[Extracted data entries]
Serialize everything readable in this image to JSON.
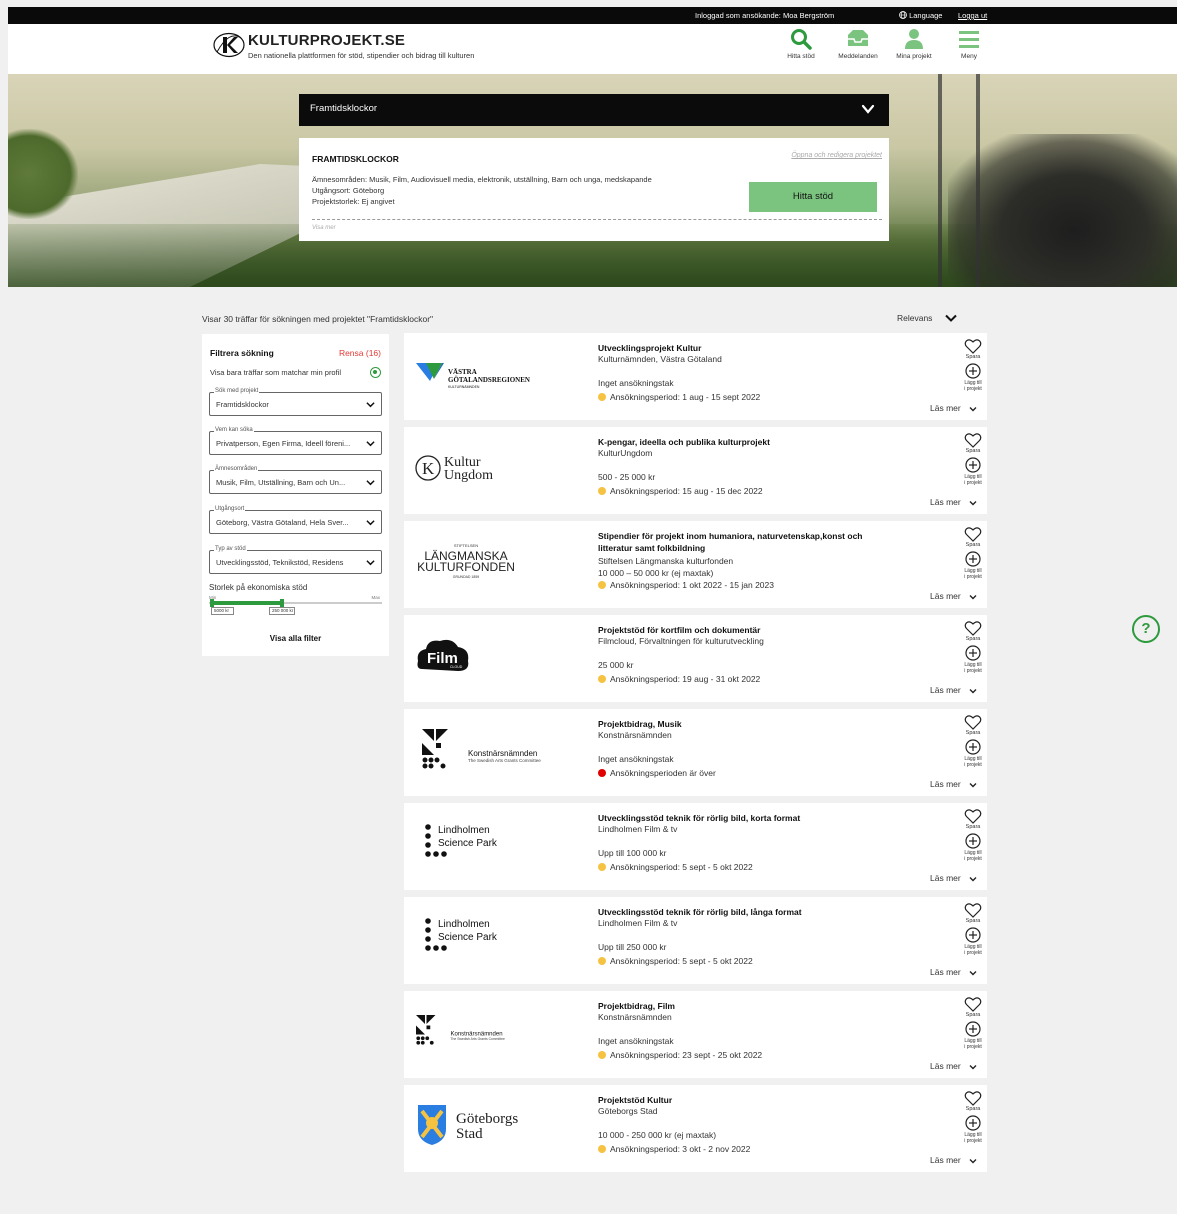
{
  "topbar": {
    "user": "Inloggad som ansökande: Moa Bergström",
    "language": "Language",
    "logout": "Logga ut"
  },
  "header": {
    "title": "KULTURPROJEKT.SE",
    "subtitle": "Den nationella plattformen för stöd, stipendier och bidrag till kulturen",
    "nav": [
      {
        "label": "Hitta stöd",
        "icon": "search-icon"
      },
      {
        "label": "Meddelanden",
        "icon": "inbox-icon"
      },
      {
        "label": "Mina projekt",
        "icon": "user-icon"
      },
      {
        "label": "Meny",
        "icon": "menu-icon"
      }
    ]
  },
  "project": {
    "selected": "Framtidsklockor",
    "title": "FRAMTIDSKLOCKOR",
    "edit_link": "Öppna och redigera projektet",
    "areas": "Ämnesområden: Musik, Film, Audiovisuell media, elektronik, utställning, Barn och unga, medskapande",
    "location": "Utgångsort: Göteborg",
    "size": "Projektstorlek: Ej angivet",
    "show_more": "Visa mer",
    "find_button": "Hitta stöd"
  },
  "results": {
    "count_text": "Visar 30 träffar för sökningen med projektet \"Framtidsklockor\"",
    "sort_label": "Relevans"
  },
  "filter": {
    "title": "Filtrera sökning",
    "clear": "Rensa (16)",
    "match_profile": "Visa bara träffar som matchar min profil",
    "selects": [
      {
        "legend": "Sök med projekt",
        "value": "Framtidsklockor"
      },
      {
        "legend": "Vem kan söka",
        "value": "Privatperson, Egen Firma, Ideell föreni..."
      },
      {
        "legend": "Ämnesområden",
        "value": "Musik, Film, Utställning, Barn och Un..."
      },
      {
        "legend": "Utgångsort",
        "value": "Göteborg, Västra Götaland, Hela Sver..."
      },
      {
        "legend": "Typ av stöd",
        "value": "Utvecklingsstöd, Teknikstöd, Residens"
      }
    ],
    "size_label": "Storlek på ekonomiska stöd",
    "slider_min_label": "Min",
    "slider_max_label": "Max",
    "slider_min_value": "5000 kr",
    "slider_max_value": "250 000 kr",
    "slider_range": [
      0.02,
      0.42
    ],
    "show_all": "Visa alla filter"
  },
  "card_labels": {
    "save": "Spara",
    "add_line1": "Lägg till",
    "add_line2": "i projekt",
    "read_more": "Läs mer"
  },
  "cards": [
    {
      "logo": "vastra-gotalandsregionen-logo",
      "logo_text": "VÄSTRA GÖTALANDSREGIONEN",
      "logo_sub": "KULTURNÄMNDEN",
      "title": "Utvecklingsprojekt Kultur",
      "org": "Kulturnämnden, Västra Götaland",
      "amount": "Inget ansökningstak",
      "period": "Ansökningsperiod: 1 aug - 15 sept 2022",
      "status": "open"
    },
    {
      "logo": "kultur-ungdom-logo",
      "logo_text": "Kultur",
      "logo_sub": "Ungdom",
      "title": "K-pengar, ideella och publika kulturprojekt",
      "org": "KulturUngdom",
      "amount": "500 - 25 000 kr",
      "period": "Ansökningsperiod: 15 aug - 15 dec 2022",
      "status": "open"
    },
    {
      "logo": "langmanska-logo",
      "logo_text": "LÄNGMANSKA",
      "logo_sub": "KULTURFONDEN",
      "logo_top": "STIFTELSEN",
      "logo_bottom": "GRUNDAD 1859",
      "title": "Stipendier för projekt inom humaniora, naturvetenskap,konst och litteratur samt folkbildning",
      "org": "Stiftelsen Längmanska kulturfonden",
      "amount": "10 000 – 50 000 kr (ej maxtak)",
      "period": "Ansökningsperiod: 1 okt 2022 - 15 jan 2023",
      "status": "open"
    },
    {
      "logo": "filmcloud-logo",
      "logo_text": "Film",
      "logo_sub": "CLOUD",
      "title": "Projektstöd för kortfilm och dokumentär",
      "org": "Filmcloud, Förvaltningen för kulturutveckling",
      "amount": "25 000 kr",
      "period": "Ansökningsperiod: 19 aug - 31 okt 2022",
      "status": "open"
    },
    {
      "logo": "konstnarsnamnden-logo",
      "logo_text": "Konstnärsnämnden",
      "logo_sub": "The Swedish Arts Grants Committee",
      "title": "Projektbidrag, Musik",
      "org": "Konstnärsnämnden",
      "amount": "Inget ansökningstak",
      "period": "Ansökningsperioden är över",
      "status": "closed"
    },
    {
      "logo": "lindholmen-logo",
      "logo_text": "Lindholmen",
      "logo_sub": "Science Park",
      "title": "Utvecklingsstöd teknik för rörlig bild, korta format",
      "org": "Lindholmen Film & tv",
      "amount": "Upp till 100 000 kr",
      "period": "Ansökningsperiod: 5 sept - 5 okt 2022",
      "status": "open"
    },
    {
      "logo": "lindholmen-logo",
      "logo_text": "Lindholmen",
      "logo_sub": "Science Park",
      "title": "Utvecklingsstöd teknik för rörlig bild, långa format",
      "org": "Lindholmen Film & tv",
      "amount": "Upp till 250 000 kr",
      "period": "Ansökningsperiod: 5 sept - 5 okt 2022",
      "status": "open"
    },
    {
      "logo": "konstnarsnamnden-logo",
      "logo_text": "Konstnärsnämnden",
      "logo_sub": "The Swedish Arts Grants Committee",
      "title": "Projektbidrag, Film",
      "org": "Konstnärsnämnden",
      "amount": "Inget ansökningstak",
      "period": "Ansökningsperiod: 23 sept - 25 okt 2022",
      "status": "open"
    },
    {
      "logo": "goteborgs-stad-logo",
      "logo_text": "Göteborgs",
      "logo_sub": "Stad",
      "title": "Projektstöd Kultur",
      "org": "Göteborgs Stad",
      "amount": "10 000 - 250 000 kr (ej maxtak)",
      "period": "Ansökningsperiod: 3 okt - 2 nov 2022",
      "status": "open"
    }
  ],
  "colors": {
    "accent": "#2e9a3e",
    "open": "#f5c242",
    "closed": "#e00000",
    "button": "#7bc47f",
    "clear": "#e53935"
  },
  "help": "?"
}
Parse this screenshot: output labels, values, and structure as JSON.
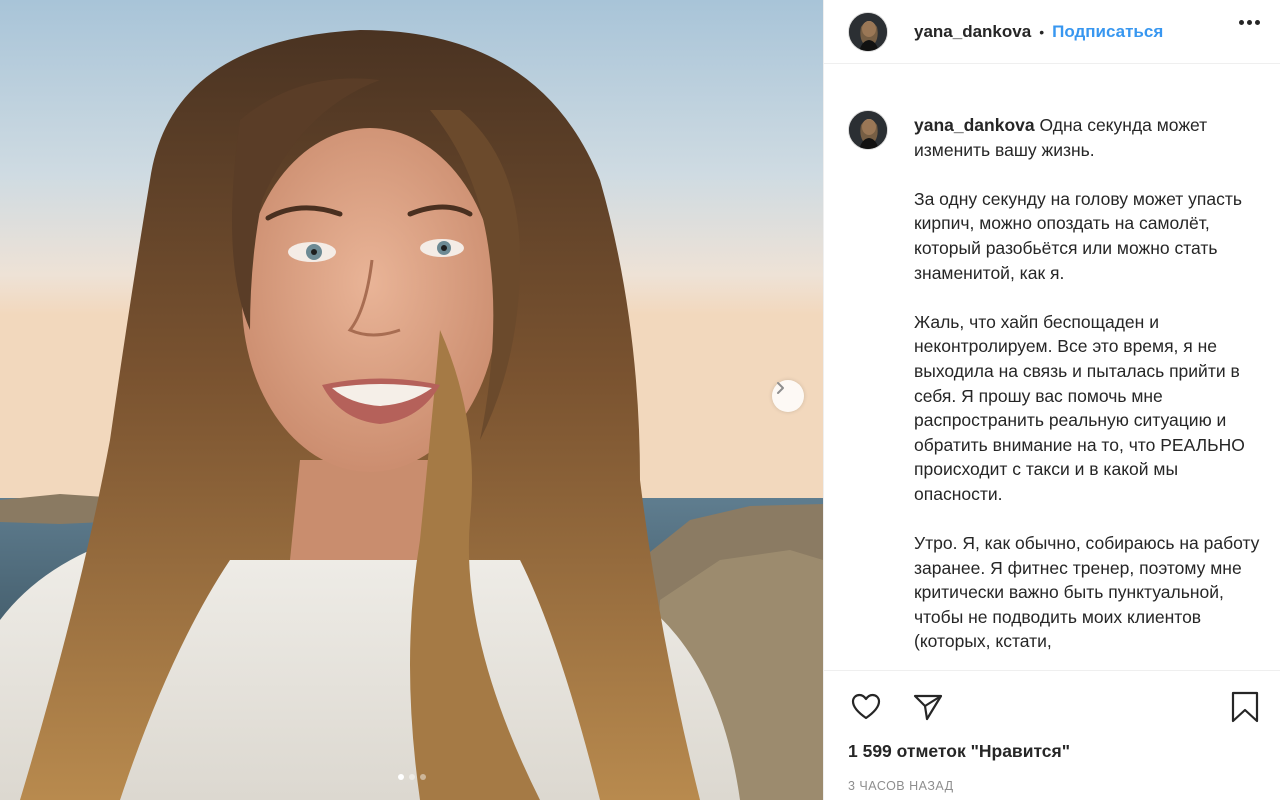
{
  "post": {
    "username": "yana_dankova",
    "separator": "•",
    "follow_label": "Подписаться",
    "caption_paragraphs": [
      "Одна секунда может изменить вашу жизнь.",
      "За одну секунду на голову может упасть кирпич, можно опоздать на самолёт, который разобьётся или можно стать знаменитой, как я.",
      "Жаль, что хайп беспощаден и неконтролируем. Все это время, я не выходила на связь и пыталась прийти в себя. Я прошу вас помочь мне распространить реальную ситуацию и обратить внимание на то, что РЕАЛЬНО происходит с такси и в какой мы опасности.",
      "Утро. Я, как обычно, собираюсь на работу заранее. Я фитнес тренер, поэтому мне критически важно быть пунктуальной, чтобы не подводить моих клиентов (которых, кстати,"
    ],
    "likes_text": "1 599 отметок \"Нравится\"",
    "time_text": "3 часов назад",
    "carousel": {
      "total": 3,
      "active_index": 0
    }
  },
  "icons": {
    "next": "chevron-right-icon",
    "like": "heart-icon",
    "share": "paper-plane-icon",
    "save": "bookmark-icon",
    "more": "more-options-icon"
  },
  "colors": {
    "follow": "#3897f0",
    "text": "#262626",
    "muted": "#8e8e8e",
    "border": "#efefef"
  }
}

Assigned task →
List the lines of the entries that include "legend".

Response area →
        "legend": "Sök med projekt",
        "legend": "Vem kan söka",
        "legend": "Ämnesområden",
        "legend": "Utgångsort",
        "legend": "Typ av stöd",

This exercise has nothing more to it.